The first successful transfers of an embryo from one woman directly to another has been achieved by doctors in California.
According to their report in the British medical journal Lancet, they have achieved two pregnancies by the technique. One of the babies is due in four months, the other in seven months.
A different technique used by Australian doctors last March resulted in a pregnancy that lasted eight weeks, then spontaneously aborted.
"To our knowledge, this is the first report of established pregnancies after deliberate in vivo live fertilization of donor women, non-surgical recovery of fertilized ova eggs and transfer of those . . . ova to infertile women," the California doctors reported. John E. Buster of the Harbor-UCLA Medical Center in Torrance leads the team.
The technique of taking an egg from one female and transplanting it in another has been studied for years. It has become a relatively widespread method used on farm animals.
The technique may become very important to the estimated 2 million women in this country who have eggs but cannot become pregnant. When the new technique becomes more common, it will be possible for women to donate eggs, just as men now donate sperm to sperm banks for artificial insemination, which now results in 40,000 births annually in the United States.
Ethicists and lawyers have raised questions about the practice, however, because it is unclear legally who is the owner of the transplanted embryo and who is the biological mother of the child.
In the technique used at Harbor-UCLA, a woman is fertilized by artificial insemination while the egg is in her body. Five days after it begins to grow and divide, it is flushed out of the womb with a salty solution. The egg, which is now an embryo because it has been fertilized and begun dividing, is then implanted in another woman's womb.
Unlike most other parts of the body, the womb does not reject foreign tissue; it takes the transplanted embryo to be its own. The embryo implants itself and continues to grow.
In the technique used in Australia, the egg was fertilized "in vitro"--in a glass dish.
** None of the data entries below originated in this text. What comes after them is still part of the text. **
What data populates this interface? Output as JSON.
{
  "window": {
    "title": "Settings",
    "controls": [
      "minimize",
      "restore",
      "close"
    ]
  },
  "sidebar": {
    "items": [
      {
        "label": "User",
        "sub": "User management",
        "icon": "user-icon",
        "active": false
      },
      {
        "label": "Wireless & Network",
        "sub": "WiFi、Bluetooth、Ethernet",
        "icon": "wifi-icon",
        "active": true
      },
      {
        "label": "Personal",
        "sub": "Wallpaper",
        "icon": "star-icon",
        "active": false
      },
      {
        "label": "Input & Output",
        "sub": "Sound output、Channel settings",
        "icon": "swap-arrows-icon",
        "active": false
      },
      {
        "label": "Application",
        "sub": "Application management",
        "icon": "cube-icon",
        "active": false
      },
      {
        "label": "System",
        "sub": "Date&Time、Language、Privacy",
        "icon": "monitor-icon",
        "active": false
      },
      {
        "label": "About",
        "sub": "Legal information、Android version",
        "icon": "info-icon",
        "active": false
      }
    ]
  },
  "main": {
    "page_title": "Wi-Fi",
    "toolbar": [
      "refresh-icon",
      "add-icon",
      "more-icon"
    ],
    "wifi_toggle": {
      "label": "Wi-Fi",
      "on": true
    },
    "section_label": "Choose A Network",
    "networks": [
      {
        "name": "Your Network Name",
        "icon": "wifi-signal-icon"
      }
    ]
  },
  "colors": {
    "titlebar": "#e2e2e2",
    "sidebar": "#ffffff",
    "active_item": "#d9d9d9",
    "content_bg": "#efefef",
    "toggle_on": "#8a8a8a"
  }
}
After growing in a nutrient solution for several days, the egg was implanted in another woman.
In the Lancet article, the doctors said preliminary evidence indicated that the success rate of the UCLA embryo transfer "may be higher" than the 20 to 25 percent reported with "in vitro" fertilization because no surgical procedure is required to collect the egg. It is flushed from the womb. In "test-tube" fertilization and in the Australian method, the egg is surgically removed. About 125 test-tube babies have been born since 1978.
The names of the two women who are pregnant as a result of the UCLA implant method were not given in the Lancet article. However, it did say that the women's husbands had provided the sperm.
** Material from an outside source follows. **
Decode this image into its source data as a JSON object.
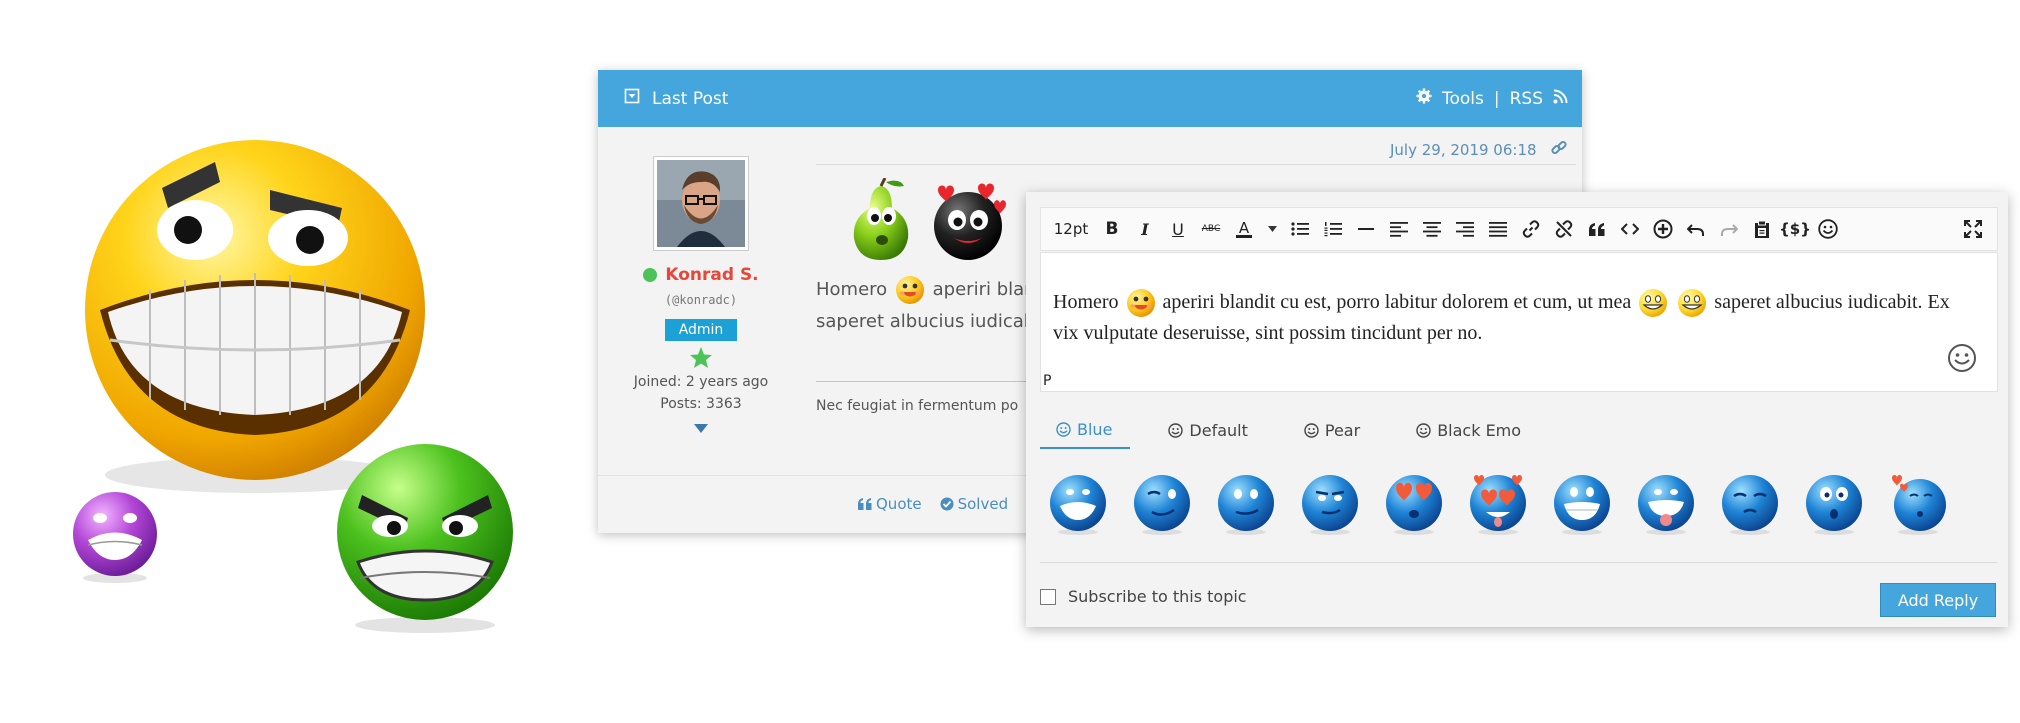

The California doctors said they had done 14 such inseminations, five of which resulted in conceptions and transplants. Three recipients did not become pregnant.
The doctors said the five who had transplants had undergone unsuccessful surgery for blocked Fallopian tubes.